Washington, Aug 4 (IANS) Dr Mukesh Hariawala, an award winning Indian-American artificial heart surgeon, is set to introduce a unique low-cost "triple heart therapy" in India to help patients with diabetes who cannot afford expensive bypass operations. Harvard trained Boston based Hariawala will receive "India's Most Admired Surgeon 2012" award for pioneering work on angiogenesis or growth of new blood vessels to aid healing, at the Pharmaceutical Leadership Summit, organised by healthcare magazine Pharmaleaders, in Mumbai on Sep 21. "I am pleased that cutting edge Angiogenesis Therapy will help the non affording poor patients with heart disease in my motherland India and rest of the world, thus reducing the global economic burden of healthcare," Hariawala told IANS. "Hariawala is the first NRI Surgeon to be honoured with this prestigious award for pioneering work on Angiogenesis that will revolutionise treatment of heart disease globally and save millions of lives," said award committee chairman Satya Brahma, editor-in-chief of Pharmaleaders magazine. Hariawala, who has done pioneering work in Angiogenesis research at Harvard in Boston, said Triple Heart Therapy" involves spontaneous development of new blood vessels in the heart by laser stimulation and subsequent injection of patient's own stem cells harvested from bone marrow.

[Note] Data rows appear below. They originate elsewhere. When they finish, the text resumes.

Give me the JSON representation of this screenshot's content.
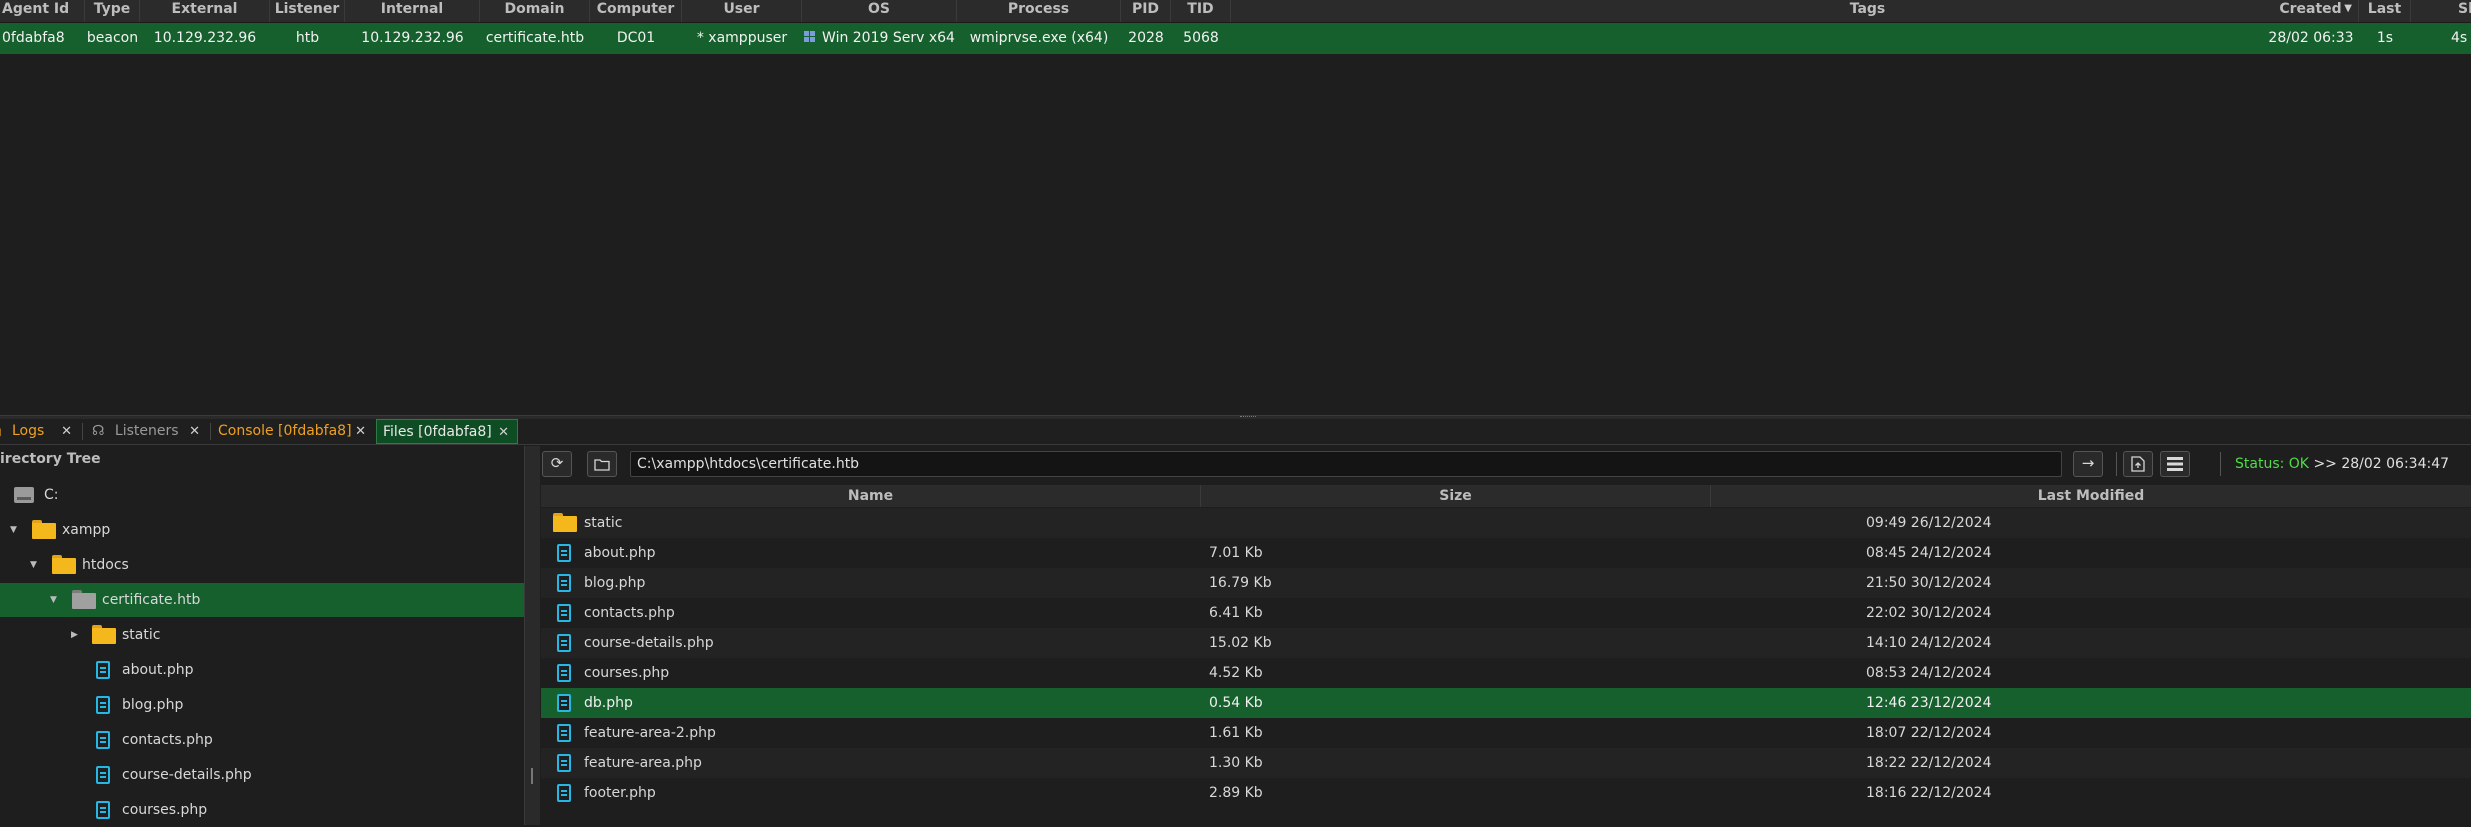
{
  "sessions": {
    "columns": [
      "Agent Id",
      "Type",
      "External",
      "Listener",
      "Internal",
      "Domain",
      "Computer",
      "User",
      "OS",
      "Process",
      "PID",
      "TID",
      "Tags",
      "Created",
      "Last",
      "Sl"
    ],
    "sort_icon": "sort-desc-icon",
    "row": {
      "agent_id": "0fdabfa8",
      "type": "beacon",
      "external": "10.129.232.96",
      "listener": "htb",
      "internal": "10.129.232.96",
      "domain": "certificate.htb",
      "computer": "DC01",
      "user": "* xamppuser",
      "os": "Win 2019 Serv x64",
      "process": "wmiprvse.exe (x64)",
      "pid": "2028",
      "tid": "5068",
      "tags": "",
      "created": "28/02 06:33",
      "last": "1s",
      "sleep": "4s"
    }
  },
  "tabs": [
    {
      "label": "Logs",
      "close": "✕"
    },
    {
      "label": "Listeners",
      "close": "✕"
    },
    {
      "label": "Console [0fdabfa8]",
      "close": "✕"
    },
    {
      "label": "Files [0fdabfa8]",
      "close": "✕"
    }
  ],
  "tree": {
    "title": "irectory Tree",
    "nodes": [
      {
        "label": "C:"
      },
      {
        "label": "xampp"
      },
      {
        "label": "htdocs"
      },
      {
        "label": "certificate.htb"
      },
      {
        "label": "static"
      },
      {
        "label": "about.php"
      },
      {
        "label": "blog.php"
      },
      {
        "label": "contacts.php"
      },
      {
        "label": "course-details.php"
      },
      {
        "label": "courses.php"
      }
    ]
  },
  "toolbar": {
    "path": "C:\\xampp\\htdocs\\certificate.htb",
    "go_glyph": "→",
    "status_label": "Status: OK",
    "status_time": ">> 28/02 06:34:47"
  },
  "file_table": {
    "headers": [
      "Name",
      "Size",
      "Last Modified"
    ],
    "rows": [
      {
        "name": "static",
        "size": "",
        "modified": "09:49 26/12/2024",
        "kind": "folder"
      },
      {
        "name": "about.php",
        "size": "7.01 Kb",
        "modified": "08:45 24/12/2024",
        "kind": "file"
      },
      {
        "name": "blog.php",
        "size": "16.79 Kb",
        "modified": "21:50 30/12/2024",
        "kind": "file"
      },
      {
        "name": "contacts.php",
        "size": "6.41 Kb",
        "modified": "22:02 30/12/2024",
        "kind": "file"
      },
      {
        "name": "course-details.php",
        "size": "15.02 Kb",
        "modified": "14:10 24/12/2024",
        "kind": "file"
      },
      {
        "name": "courses.php",
        "size": "4.52 Kb",
        "modified": "08:53 24/12/2024",
        "kind": "file"
      },
      {
        "name": "db.php",
        "size": "0.54 Kb",
        "modified": "12:46 23/12/2024",
        "kind": "file",
        "selected": true
      },
      {
        "name": "feature-area-2.php",
        "size": "1.61 Kb",
        "modified": "18:07 22/12/2024",
        "kind": "file"
      },
      {
        "name": "feature-area.php",
        "size": "1.30 Kb",
        "modified": "18:22 22/12/2024",
        "kind": "file"
      },
      {
        "name": "footer.php",
        "size": "2.89 Kb",
        "modified": "18:16 22/12/2024",
        "kind": "file"
      }
    ]
  },
  "colors": {
    "selection": "#15602d",
    "accent_orange": "#f0a020",
    "status_ok": "#4fdc45",
    "file_icon": "#27b7e4",
    "folder_icon": "#f4b81c"
  }
}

This "would be the future treatment of heart disease which is expected to save millions of lives worldwide," said Hariawala calling "It a natural bypass to bypass surgery." "I want to see a vibrant and aggressive government policy where India's monetary resources are better utilised towards rural development and raising the standards of living for all Indians," he said. Hariawala, who holds a special honorary visiting cardiac surgeon appointment at Mumbai's Jaslok Hospital, also plans to bring to India next year the artificial Titanium Heart or Ventricular Assist Device (VAD) implant that can play the role of a supplementary heart. Powered by lithium ion battery, it can play the role of a bridge till a transplant heart is available as was in the case of former US Vice President Dick Cheney. Hariawala, who himself has not played any research role in development of this device and is only responsible for taking the technology to India, hopes to get regulatory approvals in India by 2013. The current FDA approved devices in US and Europe cost about $100,000, excluding expenses for surgery. The price point for India is not established but is expected to be high initially, he said. But competition is expected to reduce the price in the long term as six US companies currently manufacture the device. In India it will be offered not as a bridge to transplantation but a permanent solution also called "destination therapy," he said. (Arun Kumar can be contacted at firstname.lastname@example.org)